The few times I’ve slept since it’s all I’ve dreamt about. I knew he could do it but when it was happening I had my doubts. 7 of the 14 hours were in the dark. The waves were up to 5 feet. The water temperature was 64 and the air was that most of the time. The wind was over 20 knots. On the beaufort scale it was 5 to 6.
Being part of the crew on the support boat for someone swimming the English Channel was the most strenuous, complicated and exciting adventure I have ever experienced. Then, considering the person in the water was someone I love, the whole thing was magnified by a million. The enormity was overwhelming.
And then how interesting that we left the world to swim the dark and cold English Channel only to return to the world and learn the news from the Les Turner ALS Foundation, the group that our project raised almost $150,000 for, is responsible for discovering information about the cause of ALS. Yes, the enormity was overwhelming.
It all happened so fast upon our arrival. We assumed we would have time to become adjusted and prepared and I remember when the word came and we were scrambling to pack up in something of a daze and Doug told the kids, “We have practiced and prepared for this and we could do this in our sleep if need be.” That was the boost of confidence that we needed and off we went.
The actual swim was HORRIBLY difficult. The waves were huge and the majority of the crew got sick. Some for the entire trip. Those of us who were not down for the count were tossed around. I took three pretty good falls and hit my head so hard one time that I threw up. The sun did come out for a awhile before it went down again and that made for beautiful photographs. Once it was down the high seas eventually ended. It was pitch dark and no more photographs. I was able to put a few dimly lit videos on facebook and, although they didn’t bring comfort to anyone, when I took them things were quite calm and quite beautiful.
Through it all he swam a steady pace. His strokes were 60 to 62 per minute and by the end they were about 54. We gave him his nutrition every 30 minutes and the only time that we had good news was when we were close to the end, and that was the good news. He had been used to practicing 5 mile swims so that felt comfortable, to our crew at least. And when we were 1 mile away we knew that it was comparable to swimming to Buck Island and back. And when he was l/2 mile away the captain told us that it was basically over, he could float into shore.
We had seen lights on the Frace side but where the computer took the boat was a beach that was sandy and dark. We had only seen footage of landing on rocks so landing on a sandy beach was confusing to us. The rules say that he needed to touch dry land and in so doing he fell over and over again. We could only see by a spot light that the captain was shining. The l/2 moon and the abundant stars proved worthless. I didn’t dare try to photograph it. Ashley had the video camera running the whole time but we have not shown him yet. He hasn’t asked to see it.
When he returned to the boat he could barely speak. We wrapped him up and told him that we loved him, just as we had done every time we gave him his nutrition every 30 minutes for the last 14 hours.
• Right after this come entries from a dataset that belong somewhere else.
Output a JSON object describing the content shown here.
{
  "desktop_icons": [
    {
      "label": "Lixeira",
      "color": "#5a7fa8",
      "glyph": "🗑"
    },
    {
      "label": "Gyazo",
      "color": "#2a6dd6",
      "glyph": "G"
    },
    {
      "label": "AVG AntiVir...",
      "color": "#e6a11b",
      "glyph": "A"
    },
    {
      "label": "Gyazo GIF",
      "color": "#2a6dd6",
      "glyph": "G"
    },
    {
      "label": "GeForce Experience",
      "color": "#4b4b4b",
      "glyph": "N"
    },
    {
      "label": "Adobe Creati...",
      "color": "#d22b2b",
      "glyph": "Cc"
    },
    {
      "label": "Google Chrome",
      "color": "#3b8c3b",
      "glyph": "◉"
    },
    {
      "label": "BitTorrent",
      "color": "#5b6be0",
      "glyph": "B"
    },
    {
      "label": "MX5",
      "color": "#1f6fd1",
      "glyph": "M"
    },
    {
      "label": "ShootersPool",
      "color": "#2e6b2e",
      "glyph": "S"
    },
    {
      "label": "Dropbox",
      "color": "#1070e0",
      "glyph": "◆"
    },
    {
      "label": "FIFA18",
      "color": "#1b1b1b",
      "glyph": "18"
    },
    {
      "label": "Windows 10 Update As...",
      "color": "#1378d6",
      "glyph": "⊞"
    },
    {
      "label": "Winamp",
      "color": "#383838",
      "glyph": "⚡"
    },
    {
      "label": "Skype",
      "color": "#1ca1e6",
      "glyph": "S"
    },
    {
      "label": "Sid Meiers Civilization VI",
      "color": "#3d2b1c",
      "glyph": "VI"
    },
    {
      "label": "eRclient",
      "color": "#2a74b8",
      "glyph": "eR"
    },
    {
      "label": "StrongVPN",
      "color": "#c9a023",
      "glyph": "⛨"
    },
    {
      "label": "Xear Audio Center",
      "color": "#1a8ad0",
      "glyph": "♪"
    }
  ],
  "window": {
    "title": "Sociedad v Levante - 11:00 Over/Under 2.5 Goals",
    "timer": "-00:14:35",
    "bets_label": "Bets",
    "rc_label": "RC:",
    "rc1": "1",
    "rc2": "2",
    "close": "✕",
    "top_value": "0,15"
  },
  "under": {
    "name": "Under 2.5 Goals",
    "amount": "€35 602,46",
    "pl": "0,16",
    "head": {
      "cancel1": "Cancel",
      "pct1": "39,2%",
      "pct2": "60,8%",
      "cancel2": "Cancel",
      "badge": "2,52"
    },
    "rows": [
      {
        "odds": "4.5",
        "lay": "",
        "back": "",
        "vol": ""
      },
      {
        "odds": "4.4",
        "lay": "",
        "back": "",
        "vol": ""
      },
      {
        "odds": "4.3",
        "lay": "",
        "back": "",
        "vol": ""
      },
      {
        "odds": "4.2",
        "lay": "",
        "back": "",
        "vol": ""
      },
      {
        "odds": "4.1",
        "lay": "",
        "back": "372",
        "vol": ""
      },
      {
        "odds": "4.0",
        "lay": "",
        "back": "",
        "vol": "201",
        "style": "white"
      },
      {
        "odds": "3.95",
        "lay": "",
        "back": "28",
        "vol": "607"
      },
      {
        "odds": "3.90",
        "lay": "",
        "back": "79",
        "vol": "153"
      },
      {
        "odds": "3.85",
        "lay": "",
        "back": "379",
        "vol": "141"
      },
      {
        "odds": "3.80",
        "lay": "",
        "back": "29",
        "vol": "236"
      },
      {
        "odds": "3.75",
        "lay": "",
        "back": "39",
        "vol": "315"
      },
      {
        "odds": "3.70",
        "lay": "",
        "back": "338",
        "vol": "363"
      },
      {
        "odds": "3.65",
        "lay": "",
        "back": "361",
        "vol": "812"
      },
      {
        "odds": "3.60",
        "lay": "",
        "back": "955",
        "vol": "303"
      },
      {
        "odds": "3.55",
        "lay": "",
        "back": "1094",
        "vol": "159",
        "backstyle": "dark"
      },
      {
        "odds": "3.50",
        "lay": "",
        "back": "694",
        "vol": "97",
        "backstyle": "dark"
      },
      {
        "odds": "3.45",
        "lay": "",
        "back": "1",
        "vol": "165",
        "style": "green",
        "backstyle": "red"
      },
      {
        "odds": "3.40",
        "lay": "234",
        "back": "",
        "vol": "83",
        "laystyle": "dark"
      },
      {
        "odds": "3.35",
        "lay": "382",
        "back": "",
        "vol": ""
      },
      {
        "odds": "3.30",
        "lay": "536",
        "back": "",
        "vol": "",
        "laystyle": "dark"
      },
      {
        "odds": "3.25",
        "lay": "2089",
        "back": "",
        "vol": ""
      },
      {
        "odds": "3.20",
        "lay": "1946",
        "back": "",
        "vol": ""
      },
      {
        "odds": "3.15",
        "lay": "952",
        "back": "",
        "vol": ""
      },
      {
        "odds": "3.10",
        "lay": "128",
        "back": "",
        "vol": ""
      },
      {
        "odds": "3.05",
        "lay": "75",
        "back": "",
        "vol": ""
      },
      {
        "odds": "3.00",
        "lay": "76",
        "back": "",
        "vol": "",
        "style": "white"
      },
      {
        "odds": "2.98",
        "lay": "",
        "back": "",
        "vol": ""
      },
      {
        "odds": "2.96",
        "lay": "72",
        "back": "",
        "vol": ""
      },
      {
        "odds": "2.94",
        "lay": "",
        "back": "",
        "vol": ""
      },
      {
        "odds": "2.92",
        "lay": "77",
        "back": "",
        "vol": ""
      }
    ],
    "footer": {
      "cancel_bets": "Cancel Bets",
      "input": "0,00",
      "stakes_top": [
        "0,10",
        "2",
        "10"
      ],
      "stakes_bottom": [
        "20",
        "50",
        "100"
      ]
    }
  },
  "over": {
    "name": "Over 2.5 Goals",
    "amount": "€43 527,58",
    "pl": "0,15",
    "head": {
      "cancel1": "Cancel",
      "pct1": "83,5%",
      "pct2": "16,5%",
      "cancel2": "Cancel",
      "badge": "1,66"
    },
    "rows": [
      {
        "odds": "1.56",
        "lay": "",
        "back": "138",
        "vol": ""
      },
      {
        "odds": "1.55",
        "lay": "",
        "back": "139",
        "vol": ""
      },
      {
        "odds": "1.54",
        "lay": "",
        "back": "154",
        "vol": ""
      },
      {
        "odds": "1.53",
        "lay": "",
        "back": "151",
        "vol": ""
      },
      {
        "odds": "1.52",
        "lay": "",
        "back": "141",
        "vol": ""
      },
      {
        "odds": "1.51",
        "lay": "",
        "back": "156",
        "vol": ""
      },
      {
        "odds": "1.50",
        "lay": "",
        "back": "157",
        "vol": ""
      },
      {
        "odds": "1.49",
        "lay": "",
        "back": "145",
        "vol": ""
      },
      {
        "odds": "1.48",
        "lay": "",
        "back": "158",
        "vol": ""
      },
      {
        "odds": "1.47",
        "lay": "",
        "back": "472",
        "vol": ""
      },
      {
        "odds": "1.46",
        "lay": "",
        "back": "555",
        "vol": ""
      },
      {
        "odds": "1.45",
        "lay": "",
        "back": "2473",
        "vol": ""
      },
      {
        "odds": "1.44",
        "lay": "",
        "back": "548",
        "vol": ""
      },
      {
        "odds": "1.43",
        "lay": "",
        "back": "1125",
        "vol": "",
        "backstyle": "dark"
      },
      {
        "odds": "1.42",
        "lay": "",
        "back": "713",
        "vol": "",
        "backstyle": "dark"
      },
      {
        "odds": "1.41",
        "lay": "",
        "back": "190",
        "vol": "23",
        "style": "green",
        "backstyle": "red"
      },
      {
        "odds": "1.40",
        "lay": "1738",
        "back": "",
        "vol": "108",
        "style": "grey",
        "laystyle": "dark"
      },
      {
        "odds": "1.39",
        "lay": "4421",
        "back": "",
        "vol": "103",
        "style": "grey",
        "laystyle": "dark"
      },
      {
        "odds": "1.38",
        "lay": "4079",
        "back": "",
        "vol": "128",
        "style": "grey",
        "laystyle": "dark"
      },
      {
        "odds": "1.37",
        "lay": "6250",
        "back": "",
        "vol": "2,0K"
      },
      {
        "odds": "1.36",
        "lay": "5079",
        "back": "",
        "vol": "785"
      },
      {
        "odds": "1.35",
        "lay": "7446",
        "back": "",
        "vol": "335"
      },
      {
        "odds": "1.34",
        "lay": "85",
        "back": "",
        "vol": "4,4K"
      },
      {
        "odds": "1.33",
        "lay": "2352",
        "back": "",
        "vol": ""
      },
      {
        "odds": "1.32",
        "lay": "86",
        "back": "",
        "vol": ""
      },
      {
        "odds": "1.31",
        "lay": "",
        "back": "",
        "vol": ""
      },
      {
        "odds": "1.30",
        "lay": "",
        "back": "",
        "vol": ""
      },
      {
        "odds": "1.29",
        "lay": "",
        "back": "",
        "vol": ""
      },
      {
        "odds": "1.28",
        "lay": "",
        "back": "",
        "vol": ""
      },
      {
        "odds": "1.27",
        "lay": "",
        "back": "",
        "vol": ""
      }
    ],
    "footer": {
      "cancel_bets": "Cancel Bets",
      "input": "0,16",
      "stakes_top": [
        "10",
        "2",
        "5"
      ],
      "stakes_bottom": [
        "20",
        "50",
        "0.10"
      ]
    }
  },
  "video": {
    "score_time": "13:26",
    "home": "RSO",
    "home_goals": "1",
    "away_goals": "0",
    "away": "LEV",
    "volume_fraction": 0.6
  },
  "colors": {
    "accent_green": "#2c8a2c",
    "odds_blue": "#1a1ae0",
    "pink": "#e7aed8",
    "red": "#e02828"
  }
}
He was cold and could hardly move. I took good care of him. It didn’t seem appropriate to use my camera. The boat headed back on the 2-l/2 hour trip to Dover and we watched the sun that seemed to have just set rise again. He tried but he didn’t sleep. And he hasn’t slept much since. I think he doesn’t want to miss a moment of this.
His friend, Don Macdonald, is here to make the swim too and his time is not up yet. Doug has offered to be part of the crew on his support boat. I will go, if they need me, but I honestly look forward to never having to have this experience again.
Here are some photographs. I’ll post some video soon.